** AVAILABLE DATA follows **
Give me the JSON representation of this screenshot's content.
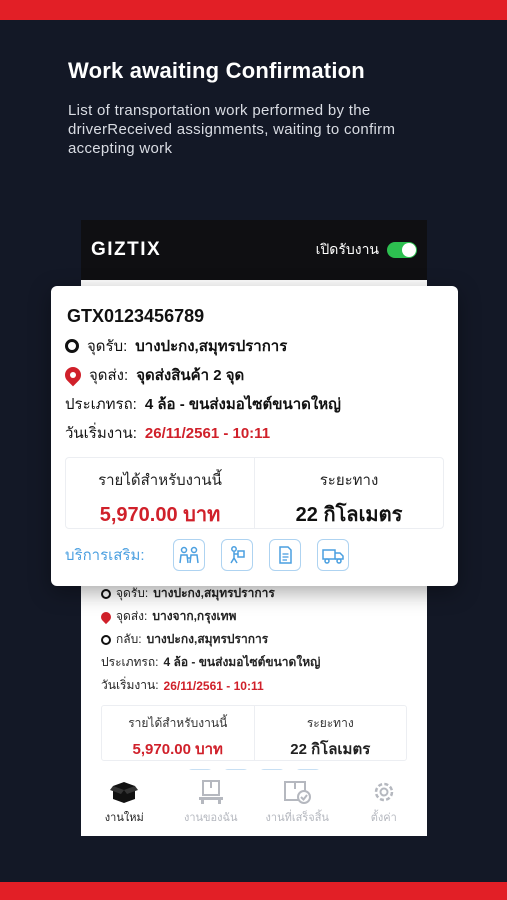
{
  "headline": "Work awaiting Confirmation",
  "description": "List of transportation work performed by the driverReceived assignments, waiting to confirm accepting work",
  "app": {
    "logo": "GIZTIX",
    "toggle_label": "เปิดรับงาน",
    "toggle_on": true
  },
  "job_card": {
    "job_id": "GTX0123456789",
    "pickup_label": "จุดรับ:",
    "pickup_value": "บางปะกง,สมุทรปราการ",
    "dropoff_label": "จุดส่ง:",
    "dropoff_value": "จุดส่งสินค้า 2 จุด",
    "vehicle_label": "ประเภทรถ:",
    "vehicle_value": "4 ล้อ - ขนส่งมอไซต์ขนาดใหญ่",
    "start_label": "วันเริ่มงาน:",
    "start_value": "26/11/2561 - 10:11",
    "income_label": "รายได้สำหรับงานนี้",
    "income_value": "5,970.00 บาท",
    "distance_label": "ระยะทาง",
    "distance_value": "22 กิโลเมตร",
    "extras_label": "บริการเสริม:",
    "extras_icons": [
      "workers-icon",
      "porter-icon",
      "document-icon",
      "truck-icon"
    ]
  },
  "list_item": {
    "pickup_label": "จุดรับ:",
    "pickup_value": "บางปะกง,สมุทรปราการ",
    "dropoff_label": "จุดส่ง:",
    "dropoff_value": "บางจาก,กรุงเทพ",
    "return_label": "กลับ:",
    "return_value": "บางปะกง,สมุทรปราการ",
    "vehicle_label": "ประเภทรถ:",
    "vehicle_value": "4 ล้อ - ขนส่งมอไซต์ขนาดใหญ่",
    "start_label": "วันเริ่มงาน:",
    "start_value": "26/11/2561 - 10:11",
    "income_label": "รายได้สำหรับงานนี้",
    "income_value": "5,970.00 บาท",
    "distance_label": "ระยะทาง",
    "distance_value": "22 กิโลเมตร"
  },
  "tabs": [
    {
      "label": "งานใหม่",
      "icon": "box-icon",
      "active": true
    },
    {
      "label": "งานของฉัน",
      "icon": "pallet-icon",
      "active": false
    },
    {
      "label": "งานที่เสร็จสิ้น",
      "icon": "box-check-icon",
      "active": false
    },
    {
      "label": "ตั้งค่า",
      "icon": "gear-icon",
      "active": false
    }
  ],
  "colors": {
    "background": "#131826",
    "accent_red": "#e21f26",
    "price_red": "#d0202a",
    "toggle_green": "#2dbf50",
    "extras_blue": "#4a9fe0"
  }
}
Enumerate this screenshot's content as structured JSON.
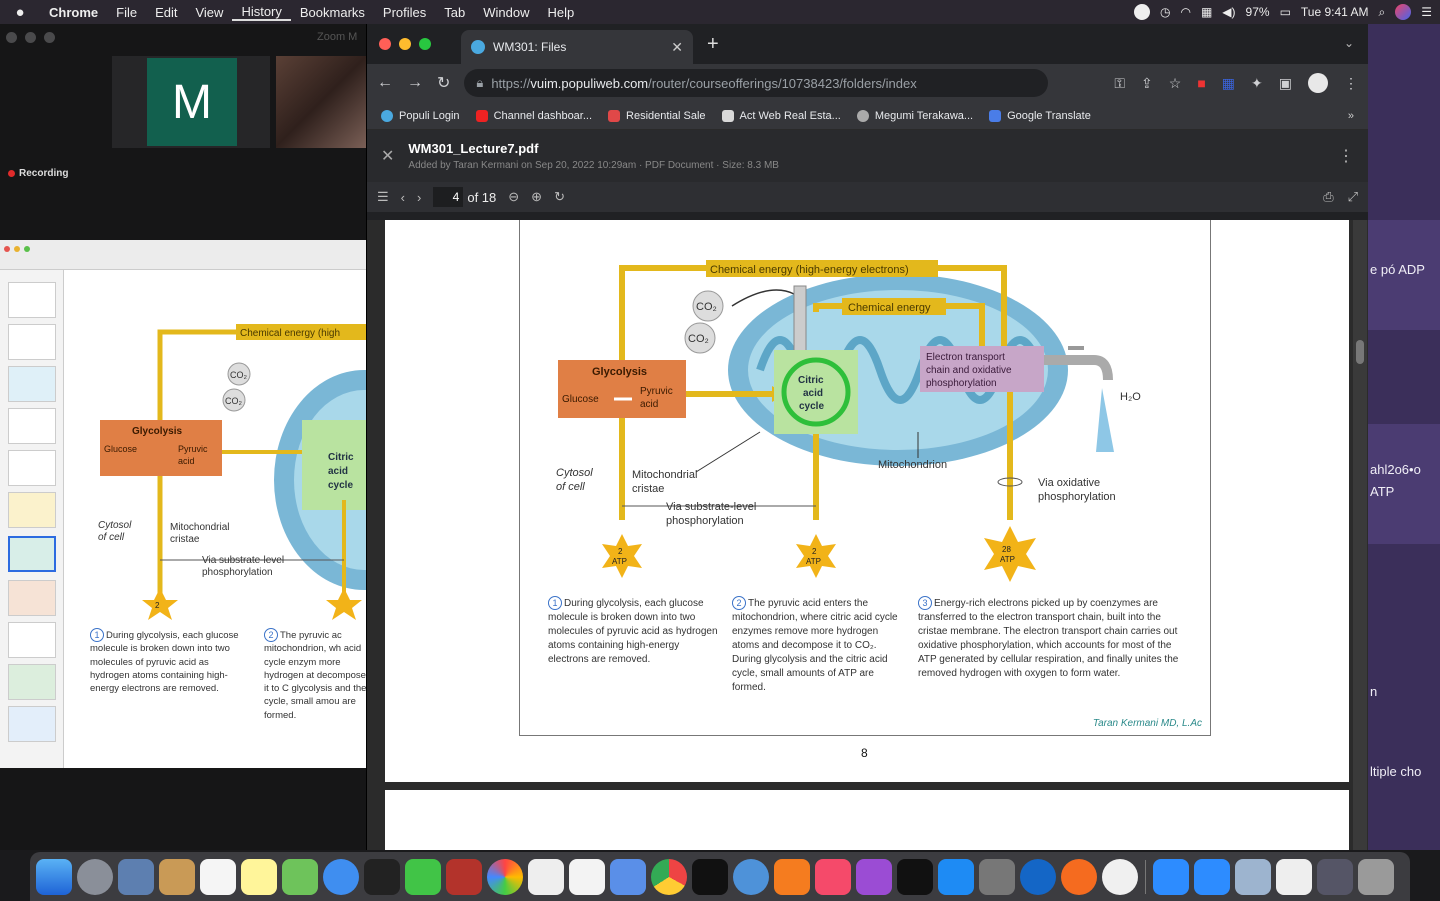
{
  "menubar": {
    "app": "Chrome",
    "items": [
      "File",
      "Edit",
      "View",
      "History",
      "Bookmarks",
      "Profiles",
      "Tab",
      "Window",
      "Help"
    ],
    "battery": "97%",
    "clock": "Tue 9:41 AM"
  },
  "zoom": {
    "title": "Zoom M",
    "participant_initial": "M",
    "recording": "Recording"
  },
  "chrome": {
    "tab_title": "WM301: Files",
    "url_prefix": "https://",
    "url_host": "vuim.populiweb.com",
    "url_path": "/router/courseofferings/10738423/folders/index",
    "bookmarks": [
      "Populi Login",
      "Channel dashboar...",
      "Residential Sale",
      "Act Web Real Esta...",
      "Megumi Terakawa...",
      "Google Translate"
    ],
    "bookmarks_more": "»"
  },
  "file": {
    "name": "WM301_Lecture7.pdf",
    "meta": "Added by Taran Kermani on Sep 20, 2022 10:29am  ·  PDF Document  ·  Size: 8.3 MB"
  },
  "pdf": {
    "current_page": "4",
    "page_count": "of 18",
    "printed_page_number": "8"
  },
  "diagram": {
    "label_chemical_energy_high": "Chemical energy (high-energy electrons)",
    "label_chemical_energy": "Chemical energy",
    "co2": "CO₂",
    "glycolysis": "Glycolysis",
    "glucose": "Glucose",
    "pyruvic_acid": "Pyruvic acid",
    "citric_acid_cycle": "Citric acid cycle",
    "etc": "Electron transport chain and oxidative phosphorylation",
    "h2o": "H₂O",
    "cytosol": "Cytosol of cell",
    "cristae": "Mitochondrial cristae",
    "mitochondrion": "Mitochondrion",
    "substrate": "Via substrate-level phosphorylation",
    "oxidative": "Via oxidative phosphorylation",
    "atp1_num": "2",
    "atp2_num": "2",
    "atp3_num": "28",
    "atp_word": "ATP",
    "step1_num": "1",
    "step2_num": "2",
    "step3_num": "3",
    "step1": "During glycolysis, each glucose molecule is broken down into two molecules of pyruvic acid as hydrogen atoms containing high-energy electrons are removed.",
    "step2": "The pyruvic acid enters the mitochondrion, where citric acid cycle enzymes remove more hydrogen atoms and decompose it to CO₂. During glycolysis and the citric acid cycle, small amounts of ATP are formed.",
    "step3": "Energy-rich electrons picked up by coenzymes are transferred to the electron transport chain, built into the cristae membrane. The electron transport chain carries out oxidative phosphorylation, which accounts for most of the ATP generated by cellular respiration, and finally unites the removed hydrogen with oxygen to form water.",
    "credit": "Taran Kermani MD, L.Ac"
  },
  "shared_slide": {
    "label_chemical_energy": "Chemical energy (high",
    "glycolysis": "Glycolysis",
    "glucose": "Glucose",
    "pyruvic_acid": "Pyruvic acid",
    "citric": "Citric acid cycle",
    "cytosol": "Cytosol of cell",
    "cristae": "Mitochondrial cristae",
    "substrate": "Via substrate-level phosphorylation",
    "atp_num": "2",
    "step1": "During glycolysis, each glucose molecule is broken down into two molecules of pyruvic acid as hydrogen atoms containing high-energy electrons are removed.",
    "step2": "The pyruvic ac mitochondrion, wh acid cycle enzym more hydrogen at decompose it to C glycolysis and the cycle, small amou are formed."
  },
  "right_panel": {
    "texts": [
      "e pó ADP",
      "ahl2o6•o",
      "ATP",
      "n",
      "ltiple cho"
    ]
  },
  "colors": {
    "yellow_arrow": "#e3b81c",
    "glycolysis_box": "#e07f45",
    "citric_box": "#b9e3a0",
    "etc_box": "#c7a6c8",
    "mito_outer": "#7ab7d6"
  }
}
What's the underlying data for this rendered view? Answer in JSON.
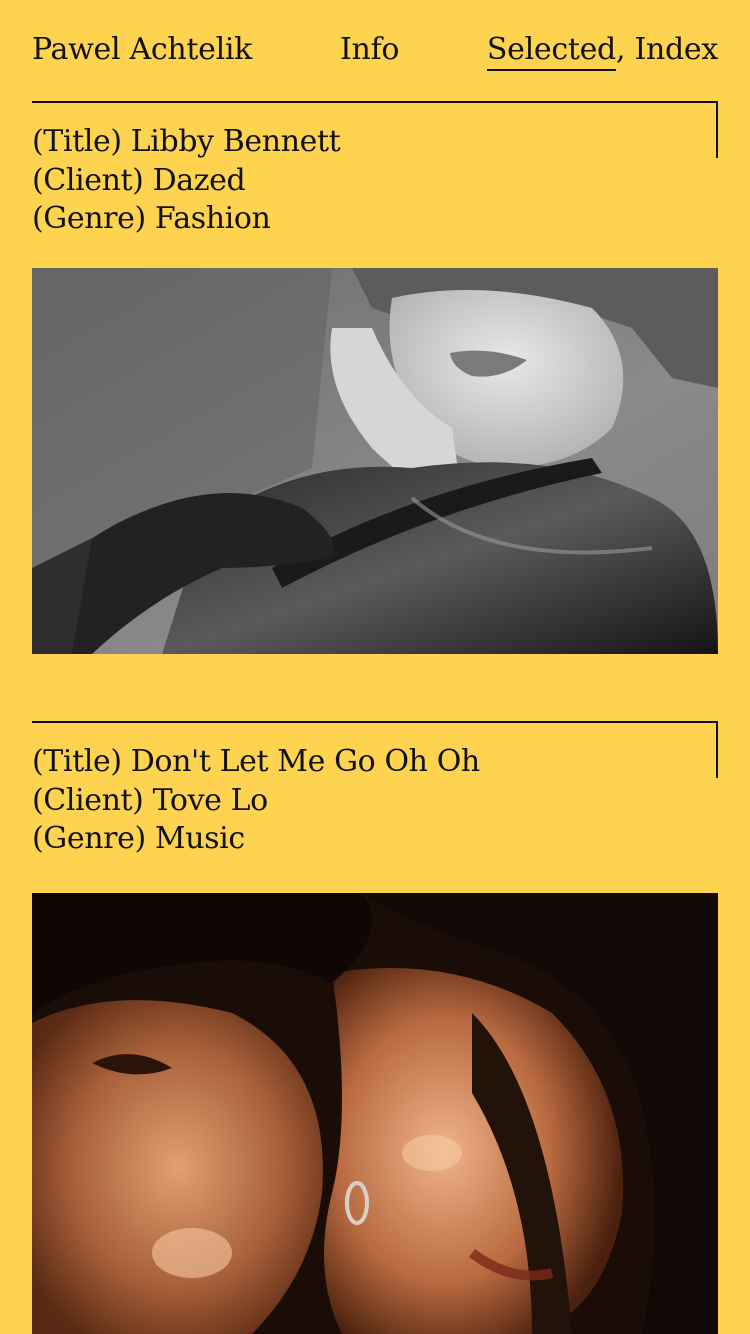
{
  "nav": {
    "name": "Pawel Achtelik",
    "info": "Info",
    "selected": "Selected",
    "separator": ",",
    "index": "Index"
  },
  "projects": [
    {
      "title_label": "(Title)",
      "title": "Libby Bennett",
      "client_label": "(Client)",
      "client": "Dazed",
      "genre_label": "(Genre)",
      "genre": "Fashion",
      "image": "black-and-white fashion photo of a person in a glossy leather jacket"
    },
    {
      "title_label": "(Title)",
      "title": "Don't Let Me Go Oh Oh",
      "client_label": "(Client)",
      "client": "Tove Lo",
      "genre_label": "(Genre)",
      "genre": "Music",
      "image": "warm-toned close-up of two faces with a nose ring"
    }
  ],
  "colors": {
    "background": "#FDD34F",
    "text": "#111111"
  }
}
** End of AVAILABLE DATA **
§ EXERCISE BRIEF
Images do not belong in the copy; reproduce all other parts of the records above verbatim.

§ RESPONSE TO THE TASK
Give me the JSON representation of this screenshot's content.
{
  "headline": "Work awaiting Confirmation",
  "description": "List of transportation work performed by the driverReceived assignments, waiting to confirm accepting work",
  "app": {
    "logo": "GIZTIX",
    "toggle_label": "เปิดรับงาน",
    "toggle_on": true
  },
  "job_card": {
    "job_id": "GTX0123456789",
    "pickup_label": "จุดรับ:",
    "pickup_value": "บางปะกง,สมุทรปราการ",
    "dropoff_label": "จุดส่ง:",
    "dropoff_value": "จุดส่งสินค้า 2 จุด",
    "vehicle_label": "ประเภทรถ:",
    "vehicle_value": "4 ล้อ - ขนส่งมอไซต์ขนาดใหญ่",
    "start_label": "วันเริ่มงาน:",
    "start_value": "26/11/2561 - 10:11",
    "income_label": "รายได้สำหรับงานนี้",
    "income_value": "5,970.00 บาท",
    "distance_label": "ระยะทาง",
    "distance_value": "22 กิโลเมตร",
    "extras_label": "บริการเสริม:",
    "extras_icons": [
      "workers-icon",
      "porter-icon",
      "document-icon",
      "truck-icon"
    ]
  },
  "list_item": {
    "pickup_label": "จุดรับ:",
    "pickup_value": "บางปะกง,สมุทรปราการ",
    "dropoff_label": "จุดส่ง:",
    "dropoff_value": "บางจาก,กรุงเทพ",
    "return_label": "กลับ:",
    "return_value": "บางปะกง,สมุทรปราการ",
    "vehicle_label": "ประเภทรถ:",
    "vehicle_value": "4 ล้อ - ขนส่งมอไซต์ขนาดใหญ่",
    "start_label": "วันเริ่มงาน:",
    "start_value": "26/11/2561 - 10:11",
    "income_label": "รายได้สำหรับงานนี้",
    "income_value": "5,970.00 บาท",
    "distance_label": "ระยะทาง",
    "distance_value": "22 กิโลเมตร"
  },
  "tabs": [
    {
      "label": "งานใหม่",
      "icon": "box-icon",
      "active": true
    },
    {
      "label": "งานของฉัน",
      "icon": "pallet-icon",
      "active": false
    },
    {
      "label": "งานที่เสร็จสิ้น",
      "icon": "box-check-icon",
      "active": false
    },
    {
      "label": "ตั้งค่า",
      "icon": "gear-icon",
      "active": false
    }
  ],
  "colors": {
    "background": "#131826",
    "accent_red": "#e21f26",
    "price_red": "#d0202a",
    "toggle_green": "#2dbf50",
    "extras_blue": "#4a9fe0"
  }
}
Enumerate this screenshot's content as structured JSON.
{
  "menubar": {
    "app": "Chrome",
    "items": [
      "File",
      "Edit",
      "View",
      "History",
      "Bookmarks",
      "Profiles",
      "Tab",
      "Window",
      "Help"
    ],
    "battery": "97%",
    "clock": "Tue 9:41 AM"
  },
  "zoom": {
    "title": "Zoom M",
    "participant_initial": "M",
    "recording": "Recording"
  },
  "chrome": {
    "tab_title": "WM301: Files",
    "url_prefix": "https://",
    "url_host": "vuim.populiweb.com",
    "url_path": "/router/courseofferings/10738423/folders/index",
    "bookmarks": [
      "Populi Login",
      "Channel dashboar...",
      "Residential Sale",
      "Act Web Real Esta...",
      "Megumi Terakawa...",
      "Google Translate"
    ],
    "bookmarks_more": "»"
  },
  "file": {
    "name": "WM301_Lecture7.pdf",
    "meta": "Added by Taran Kermani on Sep 20, 2022 10:29am  ·  PDF Document  ·  Size: 8.3 MB"
  },
  "pdf": {
    "current_page": "4",
    "page_count": "of 18",
    "printed_page_number": "8"
  },
  "diagram": {
    "label_chemical_energy_high": "Chemical energy (high-energy electrons)",
    "label_chemical_energy": "Chemical energy",
    "co2": "CO₂",
    "glycolysis": "Glycolysis",
    "glucose": "Glucose",
    "pyruvic_acid": "Pyruvic acid",
    "citric_acid_cycle": "Citric acid cycle",
    "etc": "Electron transport chain and oxidative phosphorylation",
    "h2o": "H₂O",
    "cytosol": "Cytosol of cell",
    "cristae": "Mitochondrial cristae",
    "mitochondrion": "Mitochondrion",
    "substrate": "Via substrate-level phosphorylation",
    "oxidative": "Via oxidative phosphorylation",
    "atp1_num": "2",
    "atp2_num": "2",
    "atp3_num": "28",
    "atp_word": "ATP",
    "step1_num": "1",
    "step2_num": "2",
    "step3_num": "3",
    "step1": "During glycolysis, each glucose molecule is broken down into two molecules of pyruvic acid as hydrogen atoms containing high-energy electrons are removed.",
    "step2": "The pyruvic acid enters the mitochondrion, where citric acid cycle enzymes remove more hydrogen atoms and decompose it to CO₂. During glycolysis and the citric acid cycle, small amounts of ATP are formed.",
    "step3": "Energy-rich electrons picked up by coenzymes are transferred to the electron transport chain, built into the cristae membrane. The electron transport chain carries out oxidative phosphorylation, which accounts for most of the ATP generated by cellular respiration, and finally unites the removed hydrogen with oxygen to form water.",
    "credit": "Taran Kermani MD, L.Ac"
  },
  "shared_slide": {
    "label_chemical_energy": "Chemical energy (high",
    "glycolysis": "Glycolysis",
    "glucose": "Glucose",
    "pyruvic_acid": "Pyruvic acid",
    "citric": "Citric acid cycle",
    "cytosol": "Cytosol of cell",
    "cristae": "Mitochondrial cristae",
    "substrate": "Via substrate-level phosphorylation",
    "atp_num": "2",
    "step1": "During glycolysis, each glucose molecule is broken down into two molecules of pyruvic acid as hydrogen atoms containing high-energy electrons are removed.",
    "step2": "The pyruvic ac mitochondrion, wh acid cycle enzym more hydrogen at decompose it to C glycolysis and the cycle, small amou are formed."
  },
  "right_panel": {
    "texts": [
      "e pó ADP",
      "ahl2o6•o",
      "ATP",
      "n",
      "ltiple cho"
    ]
  },
  "colors": {
    "yellow_arrow": "#e3b81c",
    "glycolysis_box": "#e07f45",
    "citric_box": "#b9e3a0",
    "etc_box": "#c7a6c8",
    "mito_outer": "#7ab7d6"
  }
}
What's the underlying data for this rendered view? Answer in JSON.
{
  "nav": {
    "name": "Pawel Achtelik",
    "info": "Info",
    "selected": "Selected",
    "separator": ",",
    "index": "Index"
  },
  "projects": [
    {
      "title_label": "(Title)",
      "title": "Libby Bennett",
      "client_label": "(Client)",
      "client": "Dazed",
      "genre_label": "(Genre)",
      "genre": "Fashion",
      "image": "black-and-white fashion photo of a person in a glossy leather jacket"
    },
    {
      "title_label": "(Title)",
      "title": "Don't Let Me Go Oh Oh",
      "client_label": "(Client)",
      "client": "Tove Lo",
      "genre_label": "(Genre)",
      "genre": "Music",
      "image": "warm-toned close-up of two faces with a nose ring"
    }
  ],
  "colors": {
    "background": "#FDD34F",
    "text": "#111111"
  }
}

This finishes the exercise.